Mr Keith Oh, head of product design at Carousell, echoed the importance of user-centricity in creating digital solutions. For Carousell, that meant prioritising users’ content on the main page of its app and making the app’s chat function more prominent, because that was the main channel of communication among its users. “We also focus on inclusive design, so you will see that we’re using larger fonts, with better contrast and more illustrations,” he said.
Sometimes, the emotional aspect of product design can manifest in the visuals and the wording of an app as well. Using the example of a prototype for the extension to the Moments of Life app dealing with end-of-life decisions, Mr Lim explained that the imagery and text associated with end-of-life planning need to be gentle so that users can be encouraged to address a delicate subject.
On this note, Mr Hunt emphasised that a digital product should not be viewed as an end in itself. Rather, the product is a means to change user behaviours and perspectives, which can only be achieved if positive emotions are attached to new ways of doing things.
For example, Grab set out to change how people interface with the transportation network, and it disrupted the status quo by giving commuters access to mobility on demand in a simple and convenient manner.
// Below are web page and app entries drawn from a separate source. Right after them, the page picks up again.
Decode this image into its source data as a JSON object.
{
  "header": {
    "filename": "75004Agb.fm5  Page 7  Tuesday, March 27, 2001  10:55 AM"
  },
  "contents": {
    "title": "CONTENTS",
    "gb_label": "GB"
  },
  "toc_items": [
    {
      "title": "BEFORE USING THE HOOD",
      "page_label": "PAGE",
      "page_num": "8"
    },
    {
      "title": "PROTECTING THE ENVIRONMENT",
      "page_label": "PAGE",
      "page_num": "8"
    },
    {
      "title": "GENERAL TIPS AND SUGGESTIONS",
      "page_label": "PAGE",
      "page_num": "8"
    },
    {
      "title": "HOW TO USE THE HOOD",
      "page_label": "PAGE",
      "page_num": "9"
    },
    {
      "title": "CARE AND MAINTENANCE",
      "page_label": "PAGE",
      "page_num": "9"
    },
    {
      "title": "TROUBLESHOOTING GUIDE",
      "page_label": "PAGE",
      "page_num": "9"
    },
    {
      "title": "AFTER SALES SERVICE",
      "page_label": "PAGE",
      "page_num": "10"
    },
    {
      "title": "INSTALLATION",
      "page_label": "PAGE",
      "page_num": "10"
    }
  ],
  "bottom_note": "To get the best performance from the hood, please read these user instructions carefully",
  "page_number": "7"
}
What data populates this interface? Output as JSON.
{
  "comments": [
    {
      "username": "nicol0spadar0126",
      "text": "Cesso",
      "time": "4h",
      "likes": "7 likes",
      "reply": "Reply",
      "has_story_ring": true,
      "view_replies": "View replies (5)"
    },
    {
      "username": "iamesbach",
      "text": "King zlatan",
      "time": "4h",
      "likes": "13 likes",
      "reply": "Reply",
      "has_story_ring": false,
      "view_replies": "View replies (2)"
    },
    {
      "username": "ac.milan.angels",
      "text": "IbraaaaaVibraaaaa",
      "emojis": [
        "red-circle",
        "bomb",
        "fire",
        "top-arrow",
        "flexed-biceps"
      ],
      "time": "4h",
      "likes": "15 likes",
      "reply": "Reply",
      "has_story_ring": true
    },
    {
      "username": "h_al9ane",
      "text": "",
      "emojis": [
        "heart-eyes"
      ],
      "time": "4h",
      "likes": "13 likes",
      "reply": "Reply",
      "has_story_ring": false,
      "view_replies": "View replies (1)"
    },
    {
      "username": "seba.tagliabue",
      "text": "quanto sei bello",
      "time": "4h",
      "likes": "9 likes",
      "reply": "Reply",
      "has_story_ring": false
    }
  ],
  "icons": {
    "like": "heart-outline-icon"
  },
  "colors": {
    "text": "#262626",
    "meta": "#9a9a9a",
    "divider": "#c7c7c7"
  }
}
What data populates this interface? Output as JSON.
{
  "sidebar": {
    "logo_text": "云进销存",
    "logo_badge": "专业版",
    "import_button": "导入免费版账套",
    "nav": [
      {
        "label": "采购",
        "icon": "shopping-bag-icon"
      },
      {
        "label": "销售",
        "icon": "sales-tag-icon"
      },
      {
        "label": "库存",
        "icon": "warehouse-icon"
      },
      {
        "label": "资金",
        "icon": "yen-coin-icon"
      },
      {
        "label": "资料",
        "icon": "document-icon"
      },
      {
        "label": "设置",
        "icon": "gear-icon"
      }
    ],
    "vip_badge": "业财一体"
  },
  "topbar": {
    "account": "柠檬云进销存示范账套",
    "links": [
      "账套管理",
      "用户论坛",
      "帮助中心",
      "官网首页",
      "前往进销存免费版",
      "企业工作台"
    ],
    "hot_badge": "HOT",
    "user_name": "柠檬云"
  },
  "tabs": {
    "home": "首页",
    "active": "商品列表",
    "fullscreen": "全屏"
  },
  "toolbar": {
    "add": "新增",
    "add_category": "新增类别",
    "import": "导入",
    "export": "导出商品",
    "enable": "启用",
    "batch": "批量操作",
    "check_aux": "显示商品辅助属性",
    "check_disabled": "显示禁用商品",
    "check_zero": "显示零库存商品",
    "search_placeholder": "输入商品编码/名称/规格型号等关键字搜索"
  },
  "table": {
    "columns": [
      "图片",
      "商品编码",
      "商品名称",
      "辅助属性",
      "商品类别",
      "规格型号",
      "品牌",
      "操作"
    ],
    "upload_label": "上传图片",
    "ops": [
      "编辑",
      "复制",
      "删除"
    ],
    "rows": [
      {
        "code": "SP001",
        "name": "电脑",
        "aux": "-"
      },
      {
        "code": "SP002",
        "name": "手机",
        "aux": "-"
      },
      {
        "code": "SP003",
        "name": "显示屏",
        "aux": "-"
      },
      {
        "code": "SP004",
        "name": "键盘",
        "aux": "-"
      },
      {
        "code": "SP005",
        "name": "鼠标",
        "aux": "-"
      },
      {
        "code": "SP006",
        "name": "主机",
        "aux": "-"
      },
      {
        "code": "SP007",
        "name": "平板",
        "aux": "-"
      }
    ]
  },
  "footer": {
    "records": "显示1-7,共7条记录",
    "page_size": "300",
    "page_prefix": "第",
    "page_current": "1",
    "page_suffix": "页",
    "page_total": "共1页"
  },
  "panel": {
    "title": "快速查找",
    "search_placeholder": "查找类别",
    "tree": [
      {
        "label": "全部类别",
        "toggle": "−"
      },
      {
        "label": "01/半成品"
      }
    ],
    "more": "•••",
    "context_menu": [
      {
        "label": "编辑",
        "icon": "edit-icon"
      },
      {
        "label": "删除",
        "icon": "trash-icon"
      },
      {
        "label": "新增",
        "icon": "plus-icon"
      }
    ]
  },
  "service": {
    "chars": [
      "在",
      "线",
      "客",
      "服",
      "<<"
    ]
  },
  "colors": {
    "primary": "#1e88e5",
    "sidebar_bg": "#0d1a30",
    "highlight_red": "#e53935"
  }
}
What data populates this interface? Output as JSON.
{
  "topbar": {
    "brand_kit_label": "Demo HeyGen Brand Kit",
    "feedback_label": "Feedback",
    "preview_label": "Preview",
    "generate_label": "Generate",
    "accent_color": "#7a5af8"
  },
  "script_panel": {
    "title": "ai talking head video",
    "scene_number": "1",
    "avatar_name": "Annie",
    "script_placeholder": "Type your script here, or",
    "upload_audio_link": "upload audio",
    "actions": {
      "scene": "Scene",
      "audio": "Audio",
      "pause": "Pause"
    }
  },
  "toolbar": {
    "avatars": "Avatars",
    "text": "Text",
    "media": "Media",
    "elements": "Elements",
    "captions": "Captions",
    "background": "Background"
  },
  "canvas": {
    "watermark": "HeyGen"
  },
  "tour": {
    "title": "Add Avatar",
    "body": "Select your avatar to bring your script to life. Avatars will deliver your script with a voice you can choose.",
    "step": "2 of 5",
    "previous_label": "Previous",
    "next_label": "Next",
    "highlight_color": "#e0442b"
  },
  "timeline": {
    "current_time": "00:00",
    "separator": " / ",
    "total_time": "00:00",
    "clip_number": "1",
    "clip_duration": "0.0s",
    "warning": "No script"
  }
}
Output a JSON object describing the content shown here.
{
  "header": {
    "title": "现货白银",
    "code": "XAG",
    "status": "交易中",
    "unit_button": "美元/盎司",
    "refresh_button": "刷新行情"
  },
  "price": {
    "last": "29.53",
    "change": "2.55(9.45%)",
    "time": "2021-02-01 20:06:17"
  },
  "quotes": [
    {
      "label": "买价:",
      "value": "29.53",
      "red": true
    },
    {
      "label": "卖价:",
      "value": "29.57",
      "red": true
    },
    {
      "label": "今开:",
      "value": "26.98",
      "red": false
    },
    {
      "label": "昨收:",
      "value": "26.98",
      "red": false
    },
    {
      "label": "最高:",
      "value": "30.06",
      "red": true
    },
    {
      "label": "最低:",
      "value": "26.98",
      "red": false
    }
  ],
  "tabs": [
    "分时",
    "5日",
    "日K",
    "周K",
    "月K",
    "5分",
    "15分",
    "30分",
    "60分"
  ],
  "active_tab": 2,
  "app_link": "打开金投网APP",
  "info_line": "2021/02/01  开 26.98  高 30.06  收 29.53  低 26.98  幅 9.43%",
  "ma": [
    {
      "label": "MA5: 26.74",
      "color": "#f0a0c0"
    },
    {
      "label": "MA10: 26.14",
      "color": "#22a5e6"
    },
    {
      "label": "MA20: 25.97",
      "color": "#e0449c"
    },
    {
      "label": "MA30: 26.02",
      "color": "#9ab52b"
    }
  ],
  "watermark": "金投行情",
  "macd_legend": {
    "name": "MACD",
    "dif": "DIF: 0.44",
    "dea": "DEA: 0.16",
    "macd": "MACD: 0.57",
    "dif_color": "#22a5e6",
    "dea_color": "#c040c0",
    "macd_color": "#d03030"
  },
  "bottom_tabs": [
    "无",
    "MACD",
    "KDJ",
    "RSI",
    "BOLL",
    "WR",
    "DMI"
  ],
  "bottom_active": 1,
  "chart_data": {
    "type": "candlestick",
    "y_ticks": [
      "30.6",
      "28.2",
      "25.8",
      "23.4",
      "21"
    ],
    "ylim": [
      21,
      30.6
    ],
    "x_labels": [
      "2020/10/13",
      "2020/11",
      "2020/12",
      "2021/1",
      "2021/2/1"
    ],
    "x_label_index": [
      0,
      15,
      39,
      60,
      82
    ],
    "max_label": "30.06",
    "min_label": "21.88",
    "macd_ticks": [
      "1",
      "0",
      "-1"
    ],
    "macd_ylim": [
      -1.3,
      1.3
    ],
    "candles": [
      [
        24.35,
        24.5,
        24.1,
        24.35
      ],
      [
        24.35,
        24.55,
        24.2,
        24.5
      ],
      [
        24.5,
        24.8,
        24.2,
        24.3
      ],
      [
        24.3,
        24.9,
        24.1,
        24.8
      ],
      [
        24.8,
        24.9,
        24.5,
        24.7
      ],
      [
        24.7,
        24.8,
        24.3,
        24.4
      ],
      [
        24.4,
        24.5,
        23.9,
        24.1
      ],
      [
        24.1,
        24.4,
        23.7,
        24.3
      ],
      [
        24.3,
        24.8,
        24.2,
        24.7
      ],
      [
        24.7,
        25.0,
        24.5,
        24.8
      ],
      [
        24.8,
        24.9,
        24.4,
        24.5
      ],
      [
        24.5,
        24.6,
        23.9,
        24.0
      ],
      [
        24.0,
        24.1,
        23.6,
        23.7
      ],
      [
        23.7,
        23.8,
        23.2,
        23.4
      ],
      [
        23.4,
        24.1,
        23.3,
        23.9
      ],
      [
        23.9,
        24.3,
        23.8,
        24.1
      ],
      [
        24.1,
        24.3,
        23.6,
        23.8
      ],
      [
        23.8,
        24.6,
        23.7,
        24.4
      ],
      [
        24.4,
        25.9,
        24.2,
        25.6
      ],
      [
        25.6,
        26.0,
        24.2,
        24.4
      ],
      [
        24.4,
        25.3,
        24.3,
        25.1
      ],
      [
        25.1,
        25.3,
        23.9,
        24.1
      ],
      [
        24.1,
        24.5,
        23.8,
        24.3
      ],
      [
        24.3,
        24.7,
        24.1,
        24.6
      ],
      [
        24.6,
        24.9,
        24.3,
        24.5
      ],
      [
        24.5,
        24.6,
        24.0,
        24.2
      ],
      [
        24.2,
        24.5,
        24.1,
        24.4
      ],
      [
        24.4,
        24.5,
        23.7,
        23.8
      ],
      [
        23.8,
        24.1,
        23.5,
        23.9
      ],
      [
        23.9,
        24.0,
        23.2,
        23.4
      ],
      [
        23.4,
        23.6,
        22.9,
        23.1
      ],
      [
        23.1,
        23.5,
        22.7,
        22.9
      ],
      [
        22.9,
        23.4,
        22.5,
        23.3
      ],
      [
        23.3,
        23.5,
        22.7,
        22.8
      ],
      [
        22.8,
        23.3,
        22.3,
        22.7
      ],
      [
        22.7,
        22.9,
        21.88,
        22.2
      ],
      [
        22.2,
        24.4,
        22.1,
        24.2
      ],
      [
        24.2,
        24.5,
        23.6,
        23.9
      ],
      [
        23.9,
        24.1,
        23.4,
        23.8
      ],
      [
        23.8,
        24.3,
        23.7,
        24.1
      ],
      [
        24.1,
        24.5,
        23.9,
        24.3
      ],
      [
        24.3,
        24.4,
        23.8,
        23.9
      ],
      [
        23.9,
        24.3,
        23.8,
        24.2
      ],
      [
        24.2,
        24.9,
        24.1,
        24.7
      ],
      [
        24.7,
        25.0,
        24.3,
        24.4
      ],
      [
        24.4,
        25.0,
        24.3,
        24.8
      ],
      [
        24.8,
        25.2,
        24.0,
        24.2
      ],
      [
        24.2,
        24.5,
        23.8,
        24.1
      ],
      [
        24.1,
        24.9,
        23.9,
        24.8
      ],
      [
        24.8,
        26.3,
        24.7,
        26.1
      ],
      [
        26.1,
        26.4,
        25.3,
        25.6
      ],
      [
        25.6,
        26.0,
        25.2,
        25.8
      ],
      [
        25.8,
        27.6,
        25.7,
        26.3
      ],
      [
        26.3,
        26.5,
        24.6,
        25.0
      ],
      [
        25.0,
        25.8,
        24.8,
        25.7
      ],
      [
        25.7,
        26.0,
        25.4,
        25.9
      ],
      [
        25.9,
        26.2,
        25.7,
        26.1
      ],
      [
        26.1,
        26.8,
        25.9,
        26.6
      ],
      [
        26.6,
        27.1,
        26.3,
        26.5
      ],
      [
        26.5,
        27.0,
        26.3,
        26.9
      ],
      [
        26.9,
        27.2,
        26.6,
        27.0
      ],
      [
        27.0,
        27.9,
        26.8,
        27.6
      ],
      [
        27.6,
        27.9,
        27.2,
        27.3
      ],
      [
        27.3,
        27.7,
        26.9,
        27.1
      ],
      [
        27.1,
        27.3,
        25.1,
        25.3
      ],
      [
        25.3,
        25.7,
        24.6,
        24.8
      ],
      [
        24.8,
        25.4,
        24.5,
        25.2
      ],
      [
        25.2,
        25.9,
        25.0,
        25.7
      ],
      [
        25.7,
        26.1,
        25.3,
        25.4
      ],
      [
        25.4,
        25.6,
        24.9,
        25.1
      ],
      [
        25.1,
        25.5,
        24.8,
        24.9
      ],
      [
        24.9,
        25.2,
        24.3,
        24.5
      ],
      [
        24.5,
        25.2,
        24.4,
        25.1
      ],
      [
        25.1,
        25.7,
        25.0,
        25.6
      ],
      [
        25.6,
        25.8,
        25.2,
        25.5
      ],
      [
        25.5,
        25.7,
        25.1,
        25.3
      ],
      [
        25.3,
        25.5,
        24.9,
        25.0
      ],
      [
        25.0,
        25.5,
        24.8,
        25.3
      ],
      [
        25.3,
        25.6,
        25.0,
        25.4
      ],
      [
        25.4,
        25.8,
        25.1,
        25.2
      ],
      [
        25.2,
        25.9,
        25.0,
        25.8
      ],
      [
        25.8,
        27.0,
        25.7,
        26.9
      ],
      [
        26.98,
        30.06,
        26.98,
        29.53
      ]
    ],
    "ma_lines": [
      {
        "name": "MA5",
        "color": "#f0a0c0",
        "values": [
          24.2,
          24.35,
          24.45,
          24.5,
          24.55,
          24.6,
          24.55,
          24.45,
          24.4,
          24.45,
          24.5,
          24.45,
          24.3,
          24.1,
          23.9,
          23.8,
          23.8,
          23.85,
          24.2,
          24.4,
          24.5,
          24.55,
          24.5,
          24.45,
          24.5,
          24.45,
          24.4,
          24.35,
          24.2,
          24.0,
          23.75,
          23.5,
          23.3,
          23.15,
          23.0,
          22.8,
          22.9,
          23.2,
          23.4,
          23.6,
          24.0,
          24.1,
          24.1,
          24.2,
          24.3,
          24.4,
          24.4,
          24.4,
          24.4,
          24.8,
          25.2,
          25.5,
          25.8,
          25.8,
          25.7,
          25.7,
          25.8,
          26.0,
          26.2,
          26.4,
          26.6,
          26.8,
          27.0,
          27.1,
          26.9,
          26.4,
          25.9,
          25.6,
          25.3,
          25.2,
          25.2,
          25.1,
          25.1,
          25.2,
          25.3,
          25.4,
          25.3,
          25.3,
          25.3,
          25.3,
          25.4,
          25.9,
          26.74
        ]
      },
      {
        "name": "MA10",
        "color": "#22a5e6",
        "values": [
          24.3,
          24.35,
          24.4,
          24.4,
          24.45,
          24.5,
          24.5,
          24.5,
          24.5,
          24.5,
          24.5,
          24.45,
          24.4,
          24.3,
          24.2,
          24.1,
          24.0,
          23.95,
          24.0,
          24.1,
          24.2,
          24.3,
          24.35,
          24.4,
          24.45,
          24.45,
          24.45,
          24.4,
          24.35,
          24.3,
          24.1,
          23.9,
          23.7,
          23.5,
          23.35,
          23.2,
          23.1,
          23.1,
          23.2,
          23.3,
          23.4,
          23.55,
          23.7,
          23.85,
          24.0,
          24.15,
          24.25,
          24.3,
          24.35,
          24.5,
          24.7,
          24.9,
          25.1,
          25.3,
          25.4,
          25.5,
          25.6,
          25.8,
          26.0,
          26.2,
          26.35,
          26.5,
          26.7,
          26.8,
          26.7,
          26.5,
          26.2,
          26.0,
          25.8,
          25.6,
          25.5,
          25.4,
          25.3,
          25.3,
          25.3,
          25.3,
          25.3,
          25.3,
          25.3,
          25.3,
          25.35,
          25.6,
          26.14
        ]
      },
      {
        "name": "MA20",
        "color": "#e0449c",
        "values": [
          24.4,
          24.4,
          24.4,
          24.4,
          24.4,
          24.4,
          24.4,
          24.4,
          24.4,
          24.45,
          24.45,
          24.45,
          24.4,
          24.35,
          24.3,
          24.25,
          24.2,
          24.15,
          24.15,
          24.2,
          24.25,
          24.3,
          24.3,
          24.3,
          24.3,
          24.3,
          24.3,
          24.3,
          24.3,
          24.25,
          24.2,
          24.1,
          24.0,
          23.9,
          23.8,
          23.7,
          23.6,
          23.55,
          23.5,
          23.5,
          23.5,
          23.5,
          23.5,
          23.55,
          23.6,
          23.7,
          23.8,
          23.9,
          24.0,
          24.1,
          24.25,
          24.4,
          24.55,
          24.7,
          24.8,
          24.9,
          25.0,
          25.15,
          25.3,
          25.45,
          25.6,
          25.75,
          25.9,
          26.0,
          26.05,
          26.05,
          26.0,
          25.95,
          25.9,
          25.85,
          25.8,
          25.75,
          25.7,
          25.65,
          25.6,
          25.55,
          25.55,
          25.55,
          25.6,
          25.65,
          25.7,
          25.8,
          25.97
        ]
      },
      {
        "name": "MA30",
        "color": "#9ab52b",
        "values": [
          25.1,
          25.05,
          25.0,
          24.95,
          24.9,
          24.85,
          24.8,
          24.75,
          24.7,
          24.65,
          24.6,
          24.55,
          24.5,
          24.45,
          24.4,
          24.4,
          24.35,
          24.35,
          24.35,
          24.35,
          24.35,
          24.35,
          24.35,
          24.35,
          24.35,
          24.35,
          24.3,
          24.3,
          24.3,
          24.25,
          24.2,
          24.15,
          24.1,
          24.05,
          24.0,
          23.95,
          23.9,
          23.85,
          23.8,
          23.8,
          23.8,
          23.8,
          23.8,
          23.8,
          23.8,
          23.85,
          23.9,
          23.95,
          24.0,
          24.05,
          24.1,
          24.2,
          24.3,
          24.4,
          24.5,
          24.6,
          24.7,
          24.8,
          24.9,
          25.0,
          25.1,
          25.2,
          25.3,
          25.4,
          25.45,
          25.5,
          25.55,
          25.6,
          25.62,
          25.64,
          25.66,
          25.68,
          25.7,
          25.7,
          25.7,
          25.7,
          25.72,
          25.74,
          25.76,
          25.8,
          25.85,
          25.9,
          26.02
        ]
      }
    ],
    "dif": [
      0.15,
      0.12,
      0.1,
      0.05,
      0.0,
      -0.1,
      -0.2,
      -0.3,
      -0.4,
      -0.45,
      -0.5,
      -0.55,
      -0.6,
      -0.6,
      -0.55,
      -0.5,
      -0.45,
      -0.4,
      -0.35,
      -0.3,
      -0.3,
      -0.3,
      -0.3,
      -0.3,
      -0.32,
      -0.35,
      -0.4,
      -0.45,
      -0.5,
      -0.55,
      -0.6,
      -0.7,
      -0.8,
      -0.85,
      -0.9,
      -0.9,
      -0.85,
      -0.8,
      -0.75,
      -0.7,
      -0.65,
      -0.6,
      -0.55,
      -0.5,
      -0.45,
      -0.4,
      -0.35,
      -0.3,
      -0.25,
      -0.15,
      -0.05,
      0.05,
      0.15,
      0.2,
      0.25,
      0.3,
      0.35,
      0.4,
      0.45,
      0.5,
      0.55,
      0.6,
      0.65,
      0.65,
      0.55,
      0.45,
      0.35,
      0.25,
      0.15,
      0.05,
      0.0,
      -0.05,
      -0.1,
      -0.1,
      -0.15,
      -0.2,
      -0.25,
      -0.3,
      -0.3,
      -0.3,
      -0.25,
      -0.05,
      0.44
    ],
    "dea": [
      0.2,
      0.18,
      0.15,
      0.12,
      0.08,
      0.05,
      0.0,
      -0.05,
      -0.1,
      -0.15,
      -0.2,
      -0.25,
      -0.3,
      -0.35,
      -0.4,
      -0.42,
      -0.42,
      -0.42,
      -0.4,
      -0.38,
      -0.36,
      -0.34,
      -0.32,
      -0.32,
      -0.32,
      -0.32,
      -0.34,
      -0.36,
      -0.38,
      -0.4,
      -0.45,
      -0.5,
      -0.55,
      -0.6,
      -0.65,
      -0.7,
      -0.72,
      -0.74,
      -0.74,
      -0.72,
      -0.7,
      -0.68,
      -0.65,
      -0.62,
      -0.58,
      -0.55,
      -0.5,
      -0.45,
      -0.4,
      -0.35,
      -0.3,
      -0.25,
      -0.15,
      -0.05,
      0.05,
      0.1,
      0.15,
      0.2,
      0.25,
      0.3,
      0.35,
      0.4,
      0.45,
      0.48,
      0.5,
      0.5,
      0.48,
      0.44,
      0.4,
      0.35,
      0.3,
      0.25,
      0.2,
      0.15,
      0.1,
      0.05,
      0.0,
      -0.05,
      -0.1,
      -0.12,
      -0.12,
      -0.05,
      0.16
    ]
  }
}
The product was a ride-hailing app with its underlying technology infrastructure, but the ultimate outcome was a shift away from the old way of flagging down a cab by the roadside.
Making it easier to work together
As Grab grows to become a super-app that allows users to do more than just hail a cab—the app now supports food delivery and even hotel bookings as well—it is working with external stakeholders to continue to deliver value to its customers. Likewise, GovTech is forging partnerships across multiple government agencies to better engage with businesses and citizens. Mr Lim mentioned the Inland Revenue Authority of Singapore’s myTax Portal and the Housing Development Board’s Resale Portal as two examples of inter-agency collaboration.
To make it easier for the various government agencies to collaborate, a co-working digital space can be immensely useful, Mr Lim added. At GovTech, this takes the form of the Singapore Government Developer Portal, a content management system for both technical and non-technical users to contribute content.
“We realised that there are many people out there who have insights to contribute, but at the same time, they are not software engineers. They may be people who are very proficient in operations or policies,” said Mr Johnson Koh, principal UX/UI designer at GovTech. “So what we have created is a fast and search engine-friendly portal with a content editor that is more intuitive for non-technical people to use. This reduces the onboarding effort for contributors.”
However, verification protocols are in place to make sure that only appropriate content and features get published. “Users will need to verify that they are from the government (using their government-assigned email addresses), and new content needs to be approved by a dedicated reviewer before it is allowed to go live,” said Mr Koh.
With the Developers’ Portal, Mr Koh is optimistic that people from diverse backgrounds will form communities around the common purpose of delivering new and improved digital services to the masses.
“It takes a lot of time and passion to build and maintain communities,” said Mr Koh. “But there is wisdom in the crowd, and that’s what we would like to leverage moving forward.”https://www.tech.gov.sg/media/technews/how-user-experience-design-can-make-or-break-digital-products